The Home Secretary has long had the power to exclude non-nationals from entering the UK for the protection of the public. The difference is that it is now being utilized against people who have lived here for their whole lives, and even citizens. At the moment, the government is attempting to introduce a provision in the Immigration Bill to allow British nationality to be stripped from a citizen even where it would render them stateless. Currently this is not legally possible. Making a person stateless would contradict Britain’s treaty obligations under international law. Nonetheless, the provision seems set to pass into domestic legislation.
Being rendered stateless means losing the right to have rights. Everything that we take for granted in a modern functional society is first and foremost conditional on our legal status as a subject, from the right to physically be present in a territory, to the right to work, to the right to medical treatment, even to the right to family life. As such, statelessness is a taboo in modern democracies. Citizenship in the modern world is the very condition of inclusion. It is no coincidence that the Nazis ensured all “non-Aryans” were first stripped of citizenship before everything else was taken from them. And yet today, in the era of a highly developed human rights legal culture, it is being seriously considered as a rational response to concerns about national security.
The contingent relationship between the legal right to have rights – let’s say human rights – and national security exposes the relationship between sovereign power and life itself, according to the Italian philosopher Giorgio Agamben. Drawing on Carl Schmitt’s concept of the ‘state of exception’, in which ordinary rights under the law are suspended by the sovereign in order to deal with a purported emergency situation, Agamben relates this liminal and indistinct category of legality to the figure of homo sacer, a Roman legal concept describing the paradoxical figure of ‘he who can be killed but not sacrificed’. Agamben thus argues that the fundamental operation of law in the modern world is to give personhood to the ‘bare life’ of embodied individuals.
It seems Agamben’s thesis has found resonances in recent history. Thanks to the work of the Bureau of Investigative Journalism, we know that US drones in Somalia subsequently killed at least two individuals who were stripped of UK citizenship, Bilal al-Berjawi and Mohamed Sakr. A third, Mahdi Hashi, is in solitary confinement in a prison in New York, having been rendered there from Djbouti. He faces charges of involvement in terrorism that could result in a sentence of 30 years to life if he is found guilty.
But it would be a mistake to understand this problem only in terms of sovereign power vs. human rights. Human rights, as rights, are enacted as a legal paradigm and thus operationalized through the legal system. The term ‘rights’ is, after all, a legal category. Thus they can never fully escape the possibility of the ‘state of exception’, to adopt that phrase. As legal categories, they cannot oppose the sovereign power that can constitutes rights while retaining the potential to abandon them.
Indeed human rights norms today fully inflect the legally-coded operation of political power.
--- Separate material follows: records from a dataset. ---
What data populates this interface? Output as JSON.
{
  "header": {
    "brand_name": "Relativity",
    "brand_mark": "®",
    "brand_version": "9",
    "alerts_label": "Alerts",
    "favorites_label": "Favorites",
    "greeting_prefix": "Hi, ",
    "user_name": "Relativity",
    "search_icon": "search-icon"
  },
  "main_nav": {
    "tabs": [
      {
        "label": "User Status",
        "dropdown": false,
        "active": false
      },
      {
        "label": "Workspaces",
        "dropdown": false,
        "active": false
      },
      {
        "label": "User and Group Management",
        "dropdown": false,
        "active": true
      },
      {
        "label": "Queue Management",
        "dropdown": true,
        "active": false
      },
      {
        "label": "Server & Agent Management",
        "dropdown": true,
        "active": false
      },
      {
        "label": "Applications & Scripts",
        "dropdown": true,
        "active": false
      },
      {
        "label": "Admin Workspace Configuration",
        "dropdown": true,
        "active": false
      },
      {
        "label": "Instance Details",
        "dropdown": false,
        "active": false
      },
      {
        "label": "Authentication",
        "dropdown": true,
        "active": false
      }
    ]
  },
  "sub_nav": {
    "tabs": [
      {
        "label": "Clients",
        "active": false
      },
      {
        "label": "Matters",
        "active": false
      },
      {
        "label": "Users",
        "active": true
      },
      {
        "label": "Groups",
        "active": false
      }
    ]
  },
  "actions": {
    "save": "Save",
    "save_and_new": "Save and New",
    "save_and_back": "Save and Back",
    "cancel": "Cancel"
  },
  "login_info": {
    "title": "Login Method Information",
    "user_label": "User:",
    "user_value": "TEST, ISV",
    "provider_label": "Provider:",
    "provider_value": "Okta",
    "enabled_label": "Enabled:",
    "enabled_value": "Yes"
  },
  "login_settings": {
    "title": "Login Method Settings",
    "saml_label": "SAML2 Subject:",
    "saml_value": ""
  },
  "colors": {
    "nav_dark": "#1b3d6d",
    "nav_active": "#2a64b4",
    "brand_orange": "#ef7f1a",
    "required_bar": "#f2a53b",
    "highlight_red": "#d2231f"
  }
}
For instance, rights considerations are incorporated into the reasoning behind decisions to exclude individuals under national security powers, whilst it was the European Court of Human Rights that first legitimated the use of ‘closed material’ in courts reviewing national security decisions. Covered by this normative approval from the European Court, the mechanism for holding secret courts has subsequently proliferated in the UK. Perhaps it is the movement and success of human right law that has unexpectedly led to the present situation in which the fragile link between life and law is finally exposed.
Some will say, of course, so what? These exceptions are only applicable to dangerous men, bad men, radical Islamists who ultimately want to destroy human rights. We’ve all heard that argument before. The problem is that such arguments leave open the door to the other classic argument beloved by tyrants: that they’ve suspended your rights for your own good. This is playing out at the moment, for example, in the question of effectively limiting and reviewing the secret operations of government surveillance. Perhaps GCHQ knows you’re reading this post.
At this point, having laid out the problem, the author of a blog piece is normally expected to suggest a relatively straightforward solution as the ‘best way forward’. Unfortunately, I suggest there are no easy solutions on offer. More norms, more rights, more law? For some, that is enough, but then we would have to accept that the human rights movement is really just a call for people to ‘obey the law’ – as though that were a radical solution. The space for radical politics seems much smaller than at any point in the past. Perhaps the task for those who believe in the spirit of human rights, if there is such a thing, is to start re-thinking the problem.